“Well today is the first day in 16 years that I woke up and I actually have a release date, of course it is not certain yet since I have to get the prison to calculate but I have a date.  Thank you for all of the support and encouragement.  It has been a long road and now I am ready to show the rest of the world that this is not who I am but a small hurdle that I had to overcome.  I have truly changed since I have been in here and now I can start living.  I still have a lot to work on especially after hearing what the victims family had to say about me but I know that that will come in time.  Again thanks for your thoughts and prayers and everything in between.  The count down started yesterday at about 2pm and I can see the horizon :)”

The day and the months leading up to Angel’s hearing involved much pain, anxiety and sadness. For everyone. I agree with the judge about one thing: There is no justice in this case. There is no justice in an innocent man being killed. There is no justice in the victim’s family suffering and having wounds reopened after they thought the case was closed. There is no justice in the life sentence imposed on Angel. There is no justice in imposing a 25-year sentence on a 15-year-old kid who was riding his bike as a lookout for a gang he ran to in place of a family.

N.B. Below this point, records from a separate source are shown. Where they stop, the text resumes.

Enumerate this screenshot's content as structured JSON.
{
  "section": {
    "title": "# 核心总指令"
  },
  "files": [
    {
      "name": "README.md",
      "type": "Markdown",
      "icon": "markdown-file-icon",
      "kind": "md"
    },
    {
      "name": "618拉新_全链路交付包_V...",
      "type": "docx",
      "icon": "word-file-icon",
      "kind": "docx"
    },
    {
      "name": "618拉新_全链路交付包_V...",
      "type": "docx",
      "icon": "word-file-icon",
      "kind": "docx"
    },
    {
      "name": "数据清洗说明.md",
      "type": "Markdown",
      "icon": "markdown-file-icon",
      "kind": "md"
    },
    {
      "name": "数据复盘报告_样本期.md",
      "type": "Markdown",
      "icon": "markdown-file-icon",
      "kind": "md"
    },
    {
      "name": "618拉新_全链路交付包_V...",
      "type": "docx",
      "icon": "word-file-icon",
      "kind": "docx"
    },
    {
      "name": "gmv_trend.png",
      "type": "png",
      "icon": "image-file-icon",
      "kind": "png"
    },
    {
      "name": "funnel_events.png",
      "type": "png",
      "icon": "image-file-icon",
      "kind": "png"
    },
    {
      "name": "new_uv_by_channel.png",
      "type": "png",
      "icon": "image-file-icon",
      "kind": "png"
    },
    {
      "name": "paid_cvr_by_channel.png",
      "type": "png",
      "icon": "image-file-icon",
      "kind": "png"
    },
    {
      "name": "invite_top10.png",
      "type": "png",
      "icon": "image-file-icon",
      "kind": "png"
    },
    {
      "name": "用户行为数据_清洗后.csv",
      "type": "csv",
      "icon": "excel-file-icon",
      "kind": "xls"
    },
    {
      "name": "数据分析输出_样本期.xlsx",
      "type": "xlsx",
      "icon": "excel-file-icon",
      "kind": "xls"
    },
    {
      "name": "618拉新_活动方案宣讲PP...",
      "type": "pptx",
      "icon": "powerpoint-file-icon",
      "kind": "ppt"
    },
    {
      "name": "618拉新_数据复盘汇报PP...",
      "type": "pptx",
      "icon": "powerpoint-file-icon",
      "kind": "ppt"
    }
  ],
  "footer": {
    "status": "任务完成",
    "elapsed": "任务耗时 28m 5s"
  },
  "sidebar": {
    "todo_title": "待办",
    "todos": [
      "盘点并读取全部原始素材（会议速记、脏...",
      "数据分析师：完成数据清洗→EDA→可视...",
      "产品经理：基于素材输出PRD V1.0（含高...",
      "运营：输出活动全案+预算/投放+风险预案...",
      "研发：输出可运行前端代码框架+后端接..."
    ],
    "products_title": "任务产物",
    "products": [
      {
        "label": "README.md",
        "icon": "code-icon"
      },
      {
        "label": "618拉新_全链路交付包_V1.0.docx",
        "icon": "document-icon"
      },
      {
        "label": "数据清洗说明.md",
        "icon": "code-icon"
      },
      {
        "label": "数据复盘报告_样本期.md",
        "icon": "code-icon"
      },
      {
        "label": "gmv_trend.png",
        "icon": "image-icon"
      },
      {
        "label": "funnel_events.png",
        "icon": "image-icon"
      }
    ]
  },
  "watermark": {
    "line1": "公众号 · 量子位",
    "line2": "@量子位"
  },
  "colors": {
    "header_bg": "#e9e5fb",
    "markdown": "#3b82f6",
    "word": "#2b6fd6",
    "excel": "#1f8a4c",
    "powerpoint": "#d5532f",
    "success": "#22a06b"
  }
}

There is no justice in a child being neglected and abused, yearning for belonging and finding it in a gang. There is no justice in his mother’s addiction or the shame she continues to carry with her. There is no justice in this case.

There is no justice in the fact that two years after Miller, people who should be eligible for relief are still serving this sentence, as states grapple with whether the decision should be applied retroactively, and others continue to impose this sentence upon children. There is no justice in short-sighted, narrow reforms being made by some legislatures and courts to replace mandatory life-without-parole with de-facto life terms. And for people who lose family members to crimes of violence, there is no justice in the lack of funding and supportive services invested in their healing and restoration. Clearly, there is more work to do.

But there are signs that we are nearer to justice than even two years ago, some more tangible than others. The majority of state supreme courts that have taken up Miller retroactivity have ruled that the decision should be applied to those currently in prison serving mandatory life-without-parole sentences for crimes committed as children. Delaware, Hawaii, Massachusetts, Texas, West Virginia and Wyoming have responded by abolishing the practice. Five other states have eliminated JLWOP for certain categories of children. At the same time, we are seeing growing broad support for reform as more national organizations, policymakers, editorial boards and opinion leaders, ranging from President Jimmy Carter to former Speaker of the House Newt Gingrich, call for changes in our juvenile sentencing laws. Pope Francis has also added his voice to the issue, noting his concern for the people serving this extreme sentence.

And, perhaps most importantly, people like Angel now have release dates and renewed hope that inspires us all to continue on in this marathon toward justice.

Jody Kent Lavy is Director of the Campaign for the Fair Sentencing of Youth.

hub_arrow_2-01